In addition, the CVA will include a mechanism to exit 25 previously closed Leisure sites, “further reducing the existing onerous lease provision held on the group’s balance sheet”.
In a newly-released statement, the group said these proposals reflect its “proactive approach to ensuring a long-term sustainable business for all stakeholders in the face of unprecedented disruption to the UK’s casual dining sector”.
It added: “The CVA will not seek to compromise claims of any creditors other than certain landlords, and inter-company liabilities. The rights and entitlement of all trade suppliers, HMRC and employees will not be affected by the proposals.”
Andy Hornby, CEO said: “The issues facing our sector are well documented and we have already taken decisive action to improve our liquidity, reduce our cost base and downsize our operations.
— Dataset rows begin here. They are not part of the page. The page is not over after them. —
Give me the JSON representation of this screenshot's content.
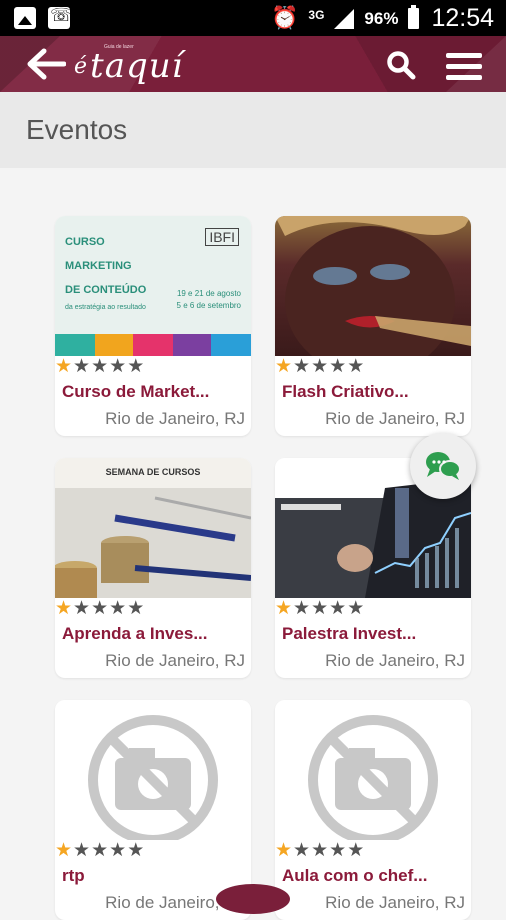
{
  "status_bar": {
    "network": "3G",
    "battery": "96%",
    "time": "12:54"
  },
  "app": {
    "logo_text": "taquí",
    "logo_prefix": "é",
    "logo_small": "Guia de lazer"
  },
  "page": {
    "title": "Eventos"
  },
  "events": [
    {
      "title": "Curso de Market...",
      "location": "Rio de Janeiro, RJ",
      "rating": 1,
      "image": "Curso Marketing de Conteúdo"
    },
    {
      "title": "Flash Criativo...",
      "location": "Rio de Janeiro, RJ",
      "rating": 1,
      "image": "portrait"
    },
    {
      "title": "Aprenda a Inves...",
      "location": "Rio de Janeiro, RJ",
      "rating": 1,
      "image": "Semana de Cursos"
    },
    {
      "title": "Palestra Invest...",
      "location": "Rio de Janeiro, RJ",
      "rating": 1,
      "image": "chart"
    },
    {
      "title": "rtp",
      "location": "Rio de Janeiro, RJ",
      "rating": 1,
      "image": "no-image-icon"
    },
    {
      "title": "Aula com o chef...",
      "location": "Rio de Janeiro, RJ",
      "rating": 1,
      "image": "no-image-icon"
    }
  ],
  "thumbnail_text": {
    "curso": [
      "CURSO",
      "MARKETING",
      "DE CONTEÚDO",
      "da estratégia ao resultado"
    ],
    "curso_logo": "IBFI",
    "curso_dates": [
      "19 e 21 de agosto",
      "5 e 6 de setembro"
    ],
    "aprenda_head": "SEMANA DE CURSOS"
  },
  "colors": {
    "appbar": "#7a1f3a",
    "title": "#8b1a3a",
    "star_on": "#f5a623",
    "star_off": "#555555",
    "fab_icon": "#2e9e4f"
  },
  "icons": [
    "back-arrow-icon",
    "search-icon",
    "hamburger-menu-icon",
    "chat-icon",
    "no-image-camera-icon",
    "star-icon"
  ]
}
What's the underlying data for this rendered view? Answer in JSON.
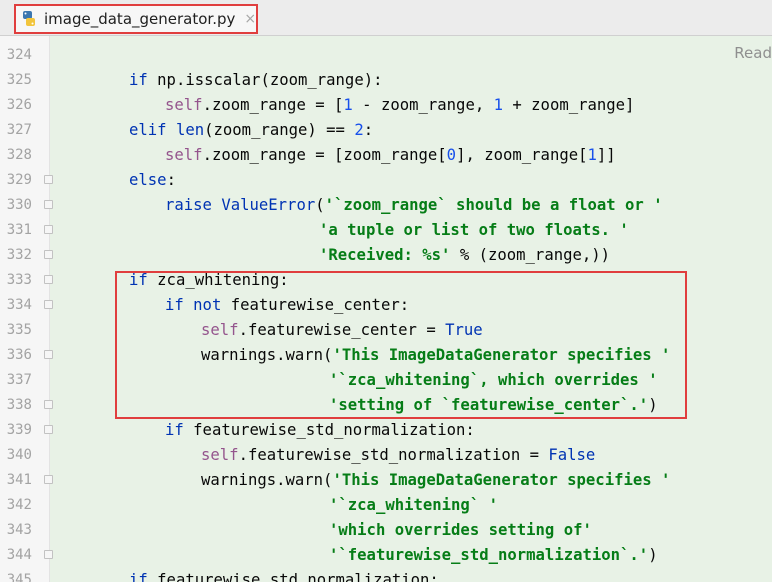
{
  "tab": {
    "filename": "image_data_generator.py",
    "close_glyph": "×",
    "icon": "python-file-icon"
  },
  "reader_mode_label": "Read",
  "colors": {
    "keyword": "#0033b3",
    "string": "#067d17",
    "number": "#1750eb",
    "self": "#94558d",
    "highlight_border": "#e03e3e",
    "background": "#e8f2e6"
  },
  "lines": [
    {
      "num": "324",
      "indent": 2,
      "fold": false,
      "tokens": [
        {
          "t": "",
          "c": ""
        }
      ]
    },
    {
      "num": "325",
      "indent": 2,
      "fold": false,
      "tokens": [
        {
          "t": "if",
          "c": "kw"
        },
        {
          "t": " np.isscalar(zoom_range):",
          "c": ""
        }
      ]
    },
    {
      "num": "326",
      "indent": 3,
      "fold": false,
      "tokens": [
        {
          "t": "self",
          "c": "self"
        },
        {
          "t": ".zoom_range = [",
          "c": ""
        },
        {
          "t": "1",
          "c": "num"
        },
        {
          "t": " - zoom_range, ",
          "c": ""
        },
        {
          "t": "1",
          "c": "num"
        },
        {
          "t": " + zoom_range]",
          "c": ""
        }
      ]
    },
    {
      "num": "327",
      "indent": 2,
      "fold": false,
      "tokens": [
        {
          "t": "elif",
          "c": "kw"
        },
        {
          "t": " ",
          "c": ""
        },
        {
          "t": "len",
          "c": "kw"
        },
        {
          "t": "(zoom_range) == ",
          "c": ""
        },
        {
          "t": "2",
          "c": "num"
        },
        {
          "t": ":",
          "c": ""
        }
      ]
    },
    {
      "num": "328",
      "indent": 3,
      "fold": false,
      "tokens": [
        {
          "t": "self",
          "c": "self"
        },
        {
          "t": ".zoom_range = [zoom_range[",
          "c": ""
        },
        {
          "t": "0",
          "c": "num"
        },
        {
          "t": "], zoom_range[",
          "c": ""
        },
        {
          "t": "1",
          "c": "num"
        },
        {
          "t": "]]",
          "c": ""
        }
      ]
    },
    {
      "num": "329",
      "indent": 2,
      "fold": true,
      "tokens": [
        {
          "t": "else",
          "c": "kw"
        },
        {
          "t": ":",
          "c": ""
        }
      ]
    },
    {
      "num": "330",
      "indent": 3,
      "fold": true,
      "tokens": [
        {
          "t": "raise",
          "c": "kw"
        },
        {
          "t": " ",
          "c": ""
        },
        {
          "t": "ValueError",
          "c": "kw"
        },
        {
          "t": "(",
          "c": ""
        },
        {
          "t": "'`zoom_range` should be a float or '",
          "c": "str"
        }
      ]
    },
    {
      "num": "331",
      "indent": 0,
      "col": 319,
      "fold": true,
      "tokens": [
        {
          "t": "'a tuple or list of two floats. '",
          "c": "str"
        }
      ]
    },
    {
      "num": "332",
      "indent": 0,
      "col": 319,
      "fold": true,
      "tokens": [
        {
          "t": "'Received: %s'",
          "c": "str"
        },
        {
          "t": " % (zoom_range,))",
          "c": ""
        }
      ]
    },
    {
      "num": "333",
      "indent": 2,
      "fold": true,
      "tokens": [
        {
          "t": "if",
          "c": "kw"
        },
        {
          "t": " zca_whitening:",
          "c": ""
        }
      ]
    },
    {
      "num": "334",
      "indent": 3,
      "fold": true,
      "tokens": [
        {
          "t": "if not",
          "c": "kw"
        },
        {
          "t": " featurewise_center:",
          "c": ""
        }
      ]
    },
    {
      "num": "335",
      "indent": 4,
      "fold": false,
      "tokens": [
        {
          "t": "self",
          "c": "self"
        },
        {
          "t": ".featurewise_center = ",
          "c": ""
        },
        {
          "t": "True",
          "c": "kw"
        }
      ]
    },
    {
      "num": "336",
      "indent": 4,
      "fold": true,
      "tokens": [
        {
          "t": "warnings.warn(",
          "c": ""
        },
        {
          "t": "'This ImageDataGenerator specifies '",
          "c": "str"
        }
      ]
    },
    {
      "num": "337",
      "indent": 0,
      "col": 329,
      "fold": false,
      "tokens": [
        {
          "t": "'`zca_whitening`, which overrides '",
          "c": "str"
        }
      ]
    },
    {
      "num": "338",
      "indent": 0,
      "col": 329,
      "fold": true,
      "tokens": [
        {
          "t": "'setting of `featurewise_center`.'",
          "c": "str"
        },
        {
          "t": ")",
          "c": ""
        }
      ]
    },
    {
      "num": "339",
      "indent": 3,
      "fold": true,
      "tokens": [
        {
          "t": "if",
          "c": "kw"
        },
        {
          "t": " featurewise_std_normalization:",
          "c": ""
        }
      ]
    },
    {
      "num": "340",
      "indent": 4,
      "fold": false,
      "tokens": [
        {
          "t": "self",
          "c": "self"
        },
        {
          "t": ".featurewise_std_normalization = ",
          "c": ""
        },
        {
          "t": "False",
          "c": "kw"
        }
      ]
    },
    {
      "num": "341",
      "indent": 4,
      "fold": true,
      "tokens": [
        {
          "t": "warnings.warn(",
          "c": ""
        },
        {
          "t": "'This ImageDataGenerator specifies '",
          "c": "str"
        }
      ]
    },
    {
      "num": "342",
      "indent": 0,
      "col": 329,
      "fold": false,
      "tokens": [
        {
          "t": "'`zca_whitening` '",
          "c": "str"
        }
      ]
    },
    {
      "num": "343",
      "indent": 0,
      "col": 329,
      "fold": false,
      "tokens": [
        {
          "t": "'which overrides setting of'",
          "c": "str"
        }
      ]
    },
    {
      "num": "344",
      "indent": 0,
      "col": 329,
      "fold": true,
      "tokens": [
        {
          "t": "'`featurewise_std_normalization`.'",
          "c": "str"
        },
        {
          "t": ")",
          "c": ""
        }
      ]
    },
    {
      "num": "345",
      "indent": 2,
      "fold": false,
      "tokens": [
        {
          "t": "if",
          "c": "kw"
        },
        {
          "t": " featurewise_std_normalization:",
          "c": ""
        }
      ]
    }
  ]
}
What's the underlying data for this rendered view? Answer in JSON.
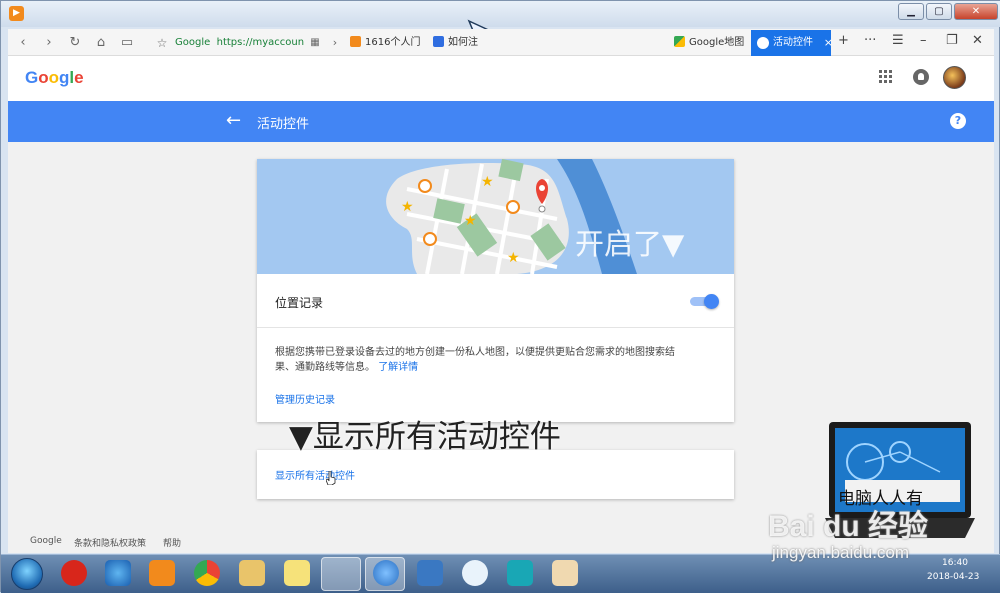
{
  "browser": {
    "url_prefix": "Google",
    "url_secure": "https://myaccoun",
    "tabs": [
      {
        "label": "1616个人门"
      },
      {
        "label": "如何注"
      },
      {
        "label": "Google地图"
      }
    ],
    "active_tab": "活动控件",
    "close_glyph": "×",
    "ctl_new": "+",
    "ctl_more": "···",
    "ctl_menu": "☰",
    "ctl_min": "–",
    "ctl_max": "❐",
    "ctl_close": "✕"
  },
  "header": {
    "logo_letters": [
      "G",
      "o",
      "o",
      "g",
      "l",
      "e"
    ],
    "logo_colors": [
      "#4285f4",
      "#ea4335",
      "#fbbc05",
      "#4285f4",
      "#34a853",
      "#ea4335"
    ]
  },
  "bluebar": {
    "back_glyph": "←",
    "title": "活动控件",
    "help_glyph": "?",
    "color": "#4285f4"
  },
  "location_card": {
    "toggle_label": "位置记录",
    "toggle_on": true,
    "description": "根据您携带已登录设备去过的地方创建一份私人地图，以便提供更贴合您需求的地图搜索结果、通勤路线等信息。",
    "learn_more": "了解详情",
    "manage_link": "管理历史记录"
  },
  "show_all_card": {
    "link": "显示所有活动控件"
  },
  "overlays": {
    "opened": "开启了▼",
    "show_all": "▼显示所有活动控件"
  },
  "footer": {
    "google": "Google",
    "terms": "条款和隐私权政策",
    "help": "帮助"
  },
  "taskbar": {
    "time": "16:40",
    "date": "2018-04-23"
  },
  "watermark": {
    "brand": "Bai du 经验",
    "url": "jingyan.baidu.com",
    "laptop_caption": "电脑人人有"
  }
}
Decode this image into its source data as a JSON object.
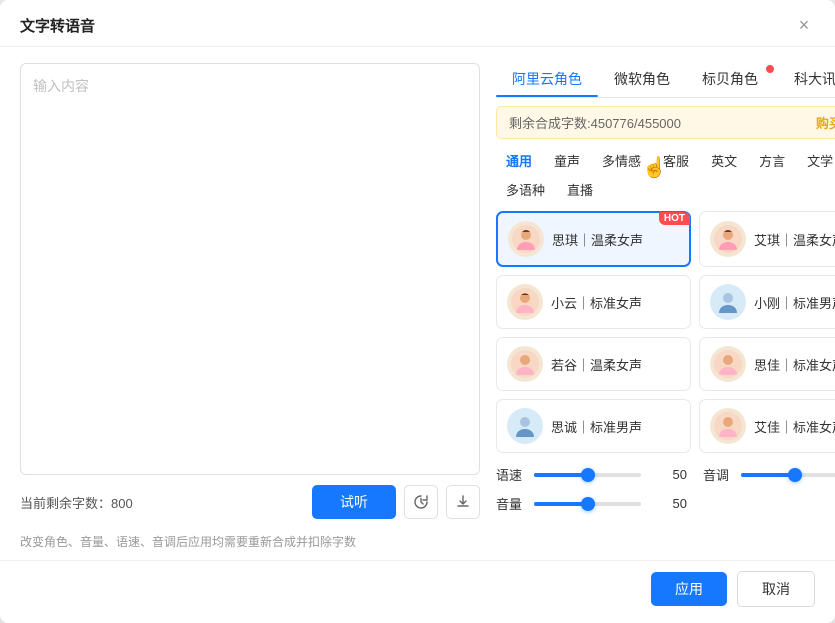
{
  "dialog": {
    "title": "文字转语音",
    "close_label": "×"
  },
  "left": {
    "textarea_placeholder": "输入内容",
    "remaining_label": "当前剩余字数：",
    "remaining_count": "800",
    "btn_preview": "试听",
    "btn_history_icon": "history",
    "btn_download_icon": "download"
  },
  "right": {
    "provider_tabs": [
      {
        "id": "aliyun",
        "label": "阿里云角色",
        "active": true,
        "badge": false
      },
      {
        "id": "microsoft",
        "label": "微软角色",
        "active": false,
        "badge": false
      },
      {
        "id": "biaobei",
        "label": "标贝角色",
        "active": false,
        "badge": true
      },
      {
        "id": "xunfei",
        "label": "科大讯飞角色",
        "active": false,
        "badge": false
      }
    ],
    "quota": {
      "label": "剩余合成字数:450776/455000",
      "link": "购买增值包"
    },
    "category_tabs": [
      {
        "id": "general",
        "label": "通用",
        "active": true
      },
      {
        "id": "child",
        "label": "童声",
        "active": false
      },
      {
        "id": "emotion",
        "label": "多情感",
        "active": false
      },
      {
        "id": "service",
        "label": "客服",
        "active": false
      },
      {
        "id": "english",
        "label": "英文",
        "active": false
      },
      {
        "id": "dialect",
        "label": "方言",
        "active": false
      },
      {
        "id": "literature",
        "label": "文学",
        "active": false
      },
      {
        "id": "multilang",
        "label": "多语种",
        "active": false
      },
      {
        "id": "live",
        "label": "直播",
        "active": false
      }
    ],
    "voices": [
      {
        "id": "siqin",
        "name": "思琪｜温柔女声",
        "avatar": "👩",
        "hot": true,
        "selected": true,
        "avatar_bg": "warm"
      },
      {
        "id": "aiyun",
        "name": "艾琪｜温柔女声",
        "avatar": "👩",
        "hot": true,
        "selected": false,
        "avatar_bg": "warm"
      },
      {
        "id": "xiaoyun",
        "name": "小云｜标准女声",
        "avatar": "👩",
        "hot": false,
        "selected": false,
        "avatar_bg": "warm"
      },
      {
        "id": "xiaogang",
        "name": "小刚｜标准男声",
        "avatar": "🧑",
        "hot": false,
        "selected": false,
        "avatar_bg": "blue"
      },
      {
        "id": "ruogu",
        "name": "若谷｜温柔女声",
        "avatar": "👩",
        "hot": false,
        "selected": false,
        "avatar_bg": "warm"
      },
      {
        "id": "sijia",
        "name": "思佳｜标准女声",
        "avatar": "👩",
        "hot": false,
        "selected": false,
        "avatar_bg": "warm"
      },
      {
        "id": "sicheng",
        "name": "思诚｜标准男声",
        "avatar": "🧑",
        "hot": false,
        "selected": false,
        "avatar_bg": "blue"
      },
      {
        "id": "aijia",
        "name": "艾佳｜标准女声",
        "avatar": "👩",
        "hot": false,
        "selected": false,
        "avatar_bg": "warm"
      }
    ],
    "sliders": [
      {
        "id": "speed",
        "label": "语速",
        "value": 50.0,
        "fill_pct": 50
      },
      {
        "id": "pitch",
        "label": "音调",
        "value": 50.0,
        "fill_pct": 50
      },
      {
        "id": "volume",
        "label": "音量",
        "value": 50.0,
        "fill_pct": 50
      }
    ]
  },
  "footer": {
    "note": "改变角色、音量、语速、音调后应用均需要重新合成并扣除字数",
    "btn_apply": "应用",
    "btn_cancel": "取消"
  }
}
“The proposed CVA will deliver an appropriately-sized estate for our Leisure business to ensure we are well positioned despite the very challenging market conditions facing the casual dining sector.”
He added: “I would like to wholeheartedly thank all of my TRG colleagues for their continued understanding and extraordinary commitment during this unprecedented period.”
Melanie Leech, CEO of the British Property Federation, said: “These situations are never easy, particularly now for the retail and hospitality businesses on our high streets at the sharp end of the Covid-19 pandemic.
“Property owners, however, need to take into consideration the impact on their investors, including the millions of people whose savings and pensions are invested in commercial property, as they vote on any CVA proposal.”
She added: “The Restaurant Group and Alix Partners engaged with the BPF before launching this CVA proposal. This has provided us an opportunity to improve understanding of property owners’ interests and concerns, but ultimately it will be for individual property owners to decide how they will vote on the CVA.”